ESSER update: Special Services closes gaps
Dallas ISD’s Special Services Department receives thousands of referrals annually, and each one needs to be evaluated to determine how to best support the student. When the COVID-19 pandemic began and prevented in-person evaluations from taking place, a referral backlog built up, leaving 2,100 referrals to be assessed in 2021.
Fortunately, the Special Services team was able to bridge those gaps with the help of federal dollars from the Elementary and Secondary School Emergency Relief (ESSER) fund. Deputy Chief of Teaching and Learning Derek Little and the executive directors of Special Services, Michelle Brown and Anabel Meyer, said $500,000 went to clearing up the backlog during the 2021-2022 school year, a task that has since been completed.
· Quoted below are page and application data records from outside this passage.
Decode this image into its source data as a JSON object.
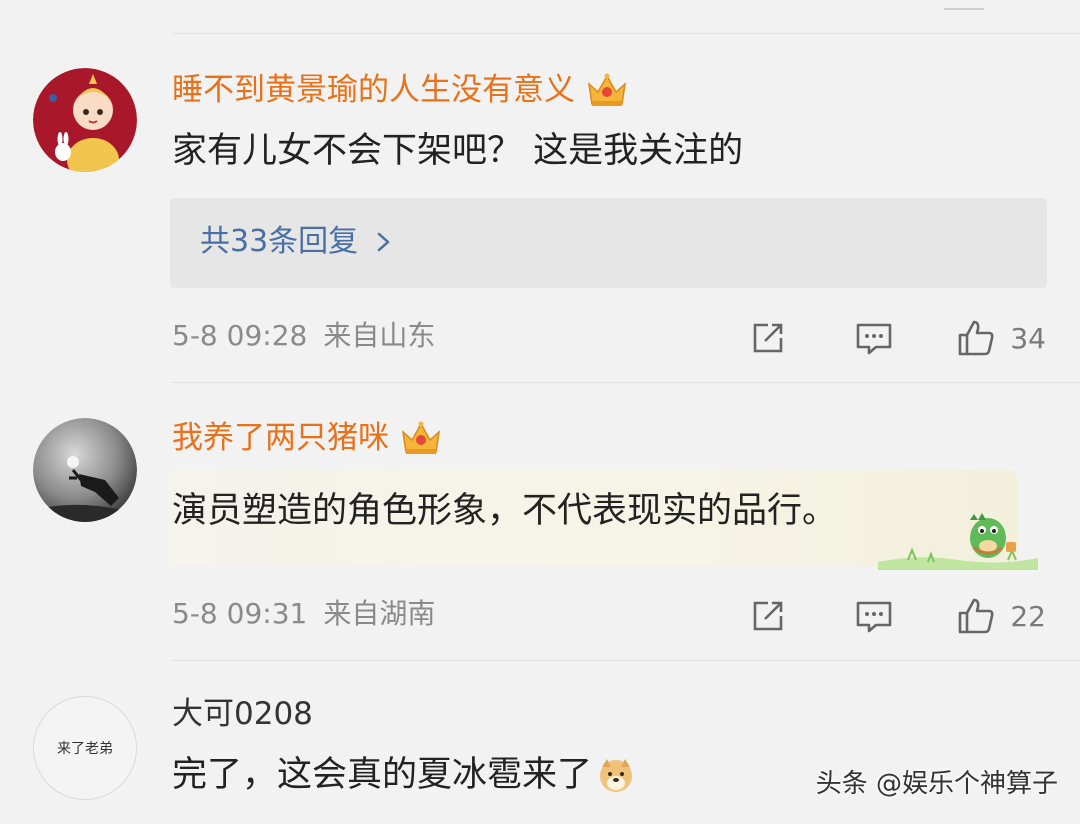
{
  "comments": [
    {
      "username": "睡不到黄景瑜的人生没有意义",
      "content": "家有儿女不会下架吧？  这是我关注的",
      "replies_label": "共33条回复",
      "date": "5-8 09:28",
      "location": "来自山东",
      "likes": "34",
      "vip": true,
      "crown_icon": "crown-icon"
    },
    {
      "username": "我养了两只猪咪",
      "content": "演员塑造的角色形象，不代表现实的品行。",
      "date": "5-8 09:31",
      "location": "来自湖南",
      "likes": "22",
      "vip": true,
      "crown_icon": "crown-icon",
      "sticker_icon": "dinosaur-sticker-icon"
    },
    {
      "username": "大可0208",
      "avatar_text": "来了老弟",
      "content": "完了，这会真的夏冰雹来了",
      "emoji_icon": "doge-emoji-icon",
      "vip": false
    }
  ],
  "watermark": "头条 @娱乐个神算子",
  "colors": {
    "background": "#f2f2f2",
    "vip_name": "#e8711a",
    "link": "#4a6ea6",
    "meta": "#8a8a8a"
  },
  "icons": [
    "share-icon",
    "reply-icon",
    "like-icon",
    "chevron-right-icon"
  ]
}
In addition to working through the backlogged referrals, Special Services assessed referrals from the 2021-2022 school year to prevent a new backlog. Their efforts paid off, both in terms of numbers and setting themselves up for success this school year. Their team completed close to 6,000 evaluations—including the entire backlog—in just 14 months.
“We are seeing much better systems in place within the team now,” Little said. “We are better able to know how many referrals we have at any given point in time and where they are in the process. Our tracking systems and our follow-up systems are much more sophisticated and robust.”
This efficiency was made possible by the ESSER funds. The federal dollars provided more staff time and contractor support, as there are now 55 contracted LSSPs and diagnosticians across the district, and everyone in Special Services is working together to stay on track.
“Previously, people felt like they were on islands, and they didn’t have that support,” Meyer said. “Now, because we are looking at each referral every step of the way, we are able to proactively provide support when an evaluator gets in a bind or they are overwhelmed.”
ESSER funding for this particular task has been completed as the backlog has been cleared, but Special Services will continue to receive funding in other ESSER categories to mitigate the learning disruptions caused by the pandemic.
“We want to first and foremost ensure that our students are being provided with timely services, and that means getting them the evaluations in a timely manner,” Meyer said. “In order for that to happen, we need staff and evaluators, so we will continue to use the ESSER funding as long as we can to prevent any future backlog.”
To learn more about how Dallas ISD is investing ESSER funds to bolster learning recovery and acceleration, equitable access and healthy students, visit https://www.dallasisd.org/esser.